transient phenomenon at radio wavelength (including possible
signature for exploding primordial black holes); influence of super
massive black holes on structure formation in the universe,
observational studies of quasars and Seyfert galaxies;
and the interstellar medium (ISM).
The Hubble Space Telescope in orbit around the Earth
Arav's s group
is working on determining the influence of super massive
black holes on structure formation in the universe. They do so by
observing outflows emanating from the vicinity of the black holes and
determining the physical characteristics of these outflows. In
particular, the group is concentrating on measuring the kinetic energy
of these winds since this is the single most important parameter in
assessing their influence on the galactic and intergalactic
environments. The work includes observing such outflow using ground
based optical telescopes, measuring the different ions that comprise
the outflow and performing photoionization modeling to extract the
physical conditions in the outflow.
Arav's s group
is also working on the connection between the Ultraviolet
and X-ray manifestation of the so called "warm absorbers" in Seyfert
galaxies. This is done by acquiring and analyzing Ultraviolet and
X-ray spectra of these objects using the Hubble space telescope and
the Chandra X-ray satellite. The chemical abundances in these objects
is also of great interest to the group.
Horiuchi's group is interested in understanding the process of core-collapse supernovae of massive stars. They do this by focusing on their high-energy signatures, with particular emphasis on neutrino emission. Since neutrinos are weakly interacting, they provide a view of a star's interior -- where most of the action of core collapse is happening. The work involves numerically investigating the core collapse process to predict the expected neutrino signal, as well as investigating the astronomical occurrence rate of supernovae. The group also works closely with the nuclear and particle physics groups to investigate the observable signatures in current and upcoming large underground neutrino detectors.
Horiuchi's group is also interested in using high-energy (MeV and above) neutrinos and gamma rays to study the nature of particle dark matter. The current cosmological paradigm requires that dark matter dominate over "normal" baryonic matter. Dark matter does not fit in the Standard Model of particle physics and must arise from some new beyond-the-standard-model physics. While dark matter particles need to be largely stable, in many theoretical models they can cause faint signatures in the high-energy sky. The group is interested in theoretical models of dark matter, as well as the use of astronomical and satellite data to mine for signatures of dark matter.
and Dennison have a long-standing interest in the
interstellar radio-wave scattering seen toward extragalactic
radio sources. The observation and interpretation of the scattering
of radio waves from compact sources provide a unique probe
of the structure of the ISM at very small scales. Simonetti
has also probed irregularities in the ISM through observations

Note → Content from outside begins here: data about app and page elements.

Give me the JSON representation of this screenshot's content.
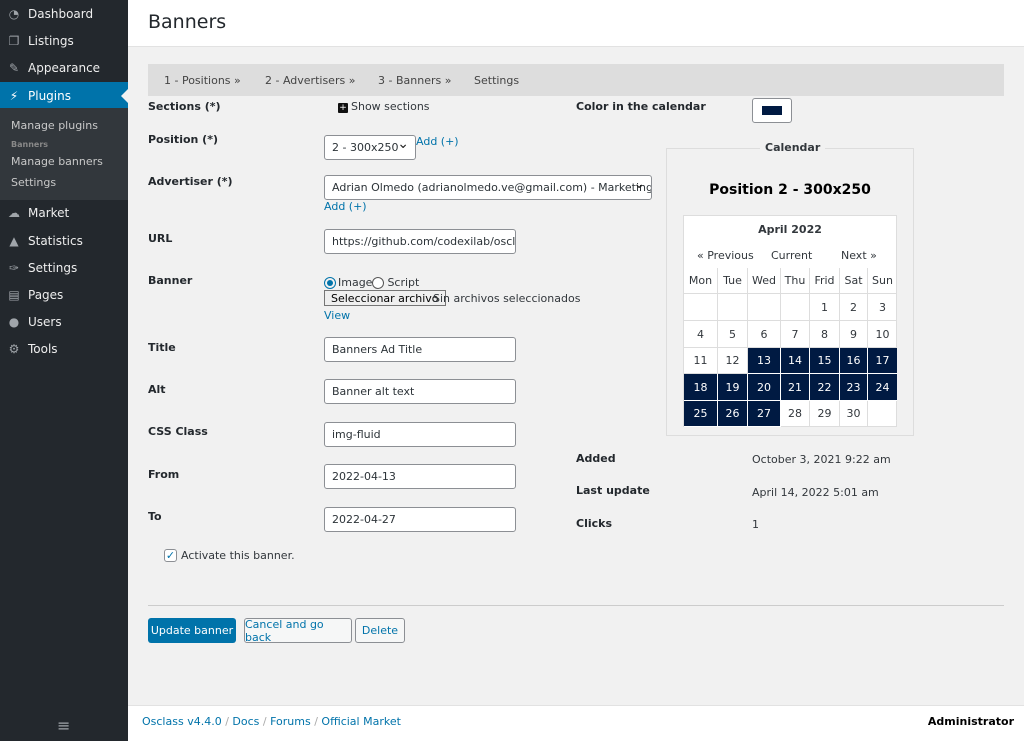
{
  "sidebar": {
    "items": [
      {
        "label": "Dashboard",
        "icon": "dashboard-icon",
        "glyph": "◔"
      },
      {
        "label": "Listings",
        "icon": "listings-icon",
        "glyph": "❐"
      },
      {
        "label": "Appearance",
        "icon": "brush-icon",
        "glyph": "✎"
      },
      {
        "label": "Plugins",
        "icon": "plug-icon",
        "glyph": "⚡"
      },
      {
        "label": "Market",
        "icon": "cloud-download-icon",
        "glyph": "☁"
      },
      {
        "label": "Statistics",
        "icon": "chart-icon",
        "glyph": "▲"
      },
      {
        "label": "Settings",
        "icon": "wrench-icon",
        "glyph": "✑"
      },
      {
        "label": "Pages",
        "icon": "page-icon",
        "glyph": "▤"
      },
      {
        "label": "Users",
        "icon": "user-icon",
        "glyph": "●"
      },
      {
        "label": "Tools",
        "icon": "gears-icon",
        "glyph": "⚙"
      }
    ],
    "submenu": {
      "manage_plugins": "Manage plugins",
      "group": "Banners",
      "manage_banners": "Manage banners",
      "settings": "Settings"
    },
    "collapse_glyph": "≡"
  },
  "header": {
    "title": "Banners"
  },
  "tabs": [
    "1 - Positions »",
    "2 - Advertisers »",
    "3 - Banners »",
    "Settings"
  ],
  "form": {
    "sections_label": "Sections (*)",
    "show_sections": "Show sections",
    "position_label": "Position (*)",
    "position_value": "2 - 300x250",
    "add": "Add (+)",
    "advertiser_label": "Advertiser (*)",
    "advertiser_value": "Adrian Olmedo (adrianolmedo.ve@gmail.com) - Marketing",
    "url_label": "URL",
    "url_value": "https://github.com/codexilab/oscla",
    "banner_label": "Banner",
    "radio_image": "Image",
    "radio_script": "Script",
    "file_button": "Seleccionar archivo",
    "file_status": "Sin archivos seleccionados",
    "view": "View",
    "title_label": "Title",
    "title_value": "Banners Ad Title",
    "alt_label": "Alt",
    "alt_value": "Banner alt text",
    "css_label": "CSS Class",
    "css_value": "img-fluid",
    "from_label": "From",
    "from_value": "2022-04-13",
    "to_label": "To",
    "to_value": "2022-04-27",
    "activate_label": "Activate this banner.",
    "activate_checked": true
  },
  "right": {
    "color_label": "Color in the calendar",
    "color_value": "#001a42",
    "added_label": "Added",
    "added_value": "October 3, 2021 9:22 am",
    "updated_label": "Last update",
    "updated_value": "April 14, 2022 5:01 am",
    "clicks_label": "Clicks",
    "clicks_value": "1"
  },
  "calendar": {
    "legend": "Calendar",
    "heading": "Position 2 - 300x250",
    "month": "April 2022",
    "prev": "« Previous",
    "current": "Current",
    "next": "Next »",
    "weekdays": [
      "Mon",
      "Tue",
      "Wed",
      "Thu",
      "Frid",
      "Sat",
      "Sun"
    ],
    "weeks": [
      [
        "",
        "",
        "",
        "",
        "1",
        "2",
        "3"
      ],
      [
        "4",
        "5",
        "6",
        "7",
        "8",
        "9",
        "10"
      ],
      [
        "11",
        "12",
        "13",
        "14",
        "15",
        "16",
        "17"
      ],
      [
        "18",
        "19",
        "20",
        "21",
        "22",
        "23",
        "24"
      ],
      [
        "25",
        "26",
        "27",
        "28",
        "29",
        "30",
        ""
      ]
    ],
    "highlighted": [
      "13",
      "14",
      "15",
      "16",
      "17",
      "18",
      "19",
      "20",
      "21",
      "22",
      "23",
      "24",
      "25",
      "26",
      "27"
    ],
    "highlight_color": "#001a42"
  },
  "buttons": {
    "update": "Update banner",
    "cancel": "Cancel and go back",
    "delete": "Delete"
  },
  "footer": {
    "links": [
      "Osclass v4.4.0",
      "Docs",
      "Forums",
      "Official Market"
    ],
    "user": "Administrator"
  }
}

of variations in interstellar Faraday rotation (seen toward
and Dennison are also currently engaged in an optical
survey of ionized interstellar gas seen over the northern
hemisphere utilizing a sensitive, wide-field, digital (CCD)

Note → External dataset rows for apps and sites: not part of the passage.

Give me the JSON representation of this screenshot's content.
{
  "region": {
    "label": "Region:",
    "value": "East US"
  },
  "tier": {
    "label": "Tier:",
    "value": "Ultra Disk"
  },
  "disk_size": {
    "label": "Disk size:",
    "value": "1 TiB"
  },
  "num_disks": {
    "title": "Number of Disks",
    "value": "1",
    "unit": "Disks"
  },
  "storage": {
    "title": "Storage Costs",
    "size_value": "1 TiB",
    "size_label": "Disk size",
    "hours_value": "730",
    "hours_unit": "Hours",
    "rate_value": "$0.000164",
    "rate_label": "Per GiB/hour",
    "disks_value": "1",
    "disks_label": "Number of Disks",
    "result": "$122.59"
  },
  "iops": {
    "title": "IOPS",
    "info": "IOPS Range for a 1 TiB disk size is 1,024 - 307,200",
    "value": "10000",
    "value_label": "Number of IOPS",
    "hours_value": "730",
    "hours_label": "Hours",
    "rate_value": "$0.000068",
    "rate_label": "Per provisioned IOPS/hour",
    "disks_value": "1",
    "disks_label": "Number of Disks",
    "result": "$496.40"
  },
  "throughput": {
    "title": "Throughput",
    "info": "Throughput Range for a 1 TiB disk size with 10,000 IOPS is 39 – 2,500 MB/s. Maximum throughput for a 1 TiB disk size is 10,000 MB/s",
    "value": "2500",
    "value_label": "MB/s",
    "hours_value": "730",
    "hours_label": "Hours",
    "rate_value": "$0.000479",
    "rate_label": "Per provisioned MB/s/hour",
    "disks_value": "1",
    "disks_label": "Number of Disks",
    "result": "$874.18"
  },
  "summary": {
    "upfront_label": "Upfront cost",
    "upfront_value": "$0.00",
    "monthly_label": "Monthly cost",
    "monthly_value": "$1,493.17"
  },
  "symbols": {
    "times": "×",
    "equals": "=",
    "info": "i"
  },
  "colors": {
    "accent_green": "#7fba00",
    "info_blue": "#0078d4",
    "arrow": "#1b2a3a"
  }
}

camera system equipped with narrow-bandpass filters (e.g.,
an H-alpha interference filter and a [SII] filter). In addition
to the survey, observations are being made of selected fields

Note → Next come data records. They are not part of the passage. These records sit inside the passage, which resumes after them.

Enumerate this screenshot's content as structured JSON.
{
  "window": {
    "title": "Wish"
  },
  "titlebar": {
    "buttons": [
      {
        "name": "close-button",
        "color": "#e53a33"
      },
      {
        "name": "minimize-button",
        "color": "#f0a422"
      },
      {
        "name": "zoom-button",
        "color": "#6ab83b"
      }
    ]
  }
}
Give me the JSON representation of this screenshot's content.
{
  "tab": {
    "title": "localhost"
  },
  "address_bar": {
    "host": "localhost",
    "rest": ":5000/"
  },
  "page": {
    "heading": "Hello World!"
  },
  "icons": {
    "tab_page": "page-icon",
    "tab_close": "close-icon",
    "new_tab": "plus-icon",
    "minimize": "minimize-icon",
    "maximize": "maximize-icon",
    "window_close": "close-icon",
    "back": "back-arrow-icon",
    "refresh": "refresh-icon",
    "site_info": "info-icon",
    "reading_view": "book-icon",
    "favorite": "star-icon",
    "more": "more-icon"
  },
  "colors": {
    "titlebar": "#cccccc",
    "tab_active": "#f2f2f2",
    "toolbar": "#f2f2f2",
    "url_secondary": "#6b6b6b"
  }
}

of special interest. The results bear upon studies of radio
wave scattering, general ISM phenomena, and searches for small-scale
anisotropies in the microwave background radiation produced
in the Big Bang.
The Virginia Tech Spectral-Line Survey (VTSS)
webpage contains details on the project, discussion of current results, and information on SLIC.
in collaboration with faculty in the Department of Electrical and Computer Engineering
(Professors Steve Ellingson
and Cameron Patterson),
is constructing an antenna array designed to continuously
monitor virtually the entire northern sky for short bursts of radio emission (radio transients)
from high-energy astrophysical phenomena, potentially including gamma ray bursts, supernovae,
mergers of compact objects, the explosion of primordial black holes, and giant pulses from pulsars.
The project is call ETA for "Eight-meter-wavelength Transient Array."
The array is being constructed at a remote site in western North Carolina.
The ETA website contains more details on the project.
See also, the following articles:
and Ellingson are also official representatives for Virginia Tech on the US Consortium for the
Square Kilometer Array
(SKA), an international project to design and build a radio telescope for the 21st century.
The ETA project team: Profs. Simonetti (standing, left) Ellingson (standing, right) and Patterson (seated). Photo by John McCormick March 20, 2006.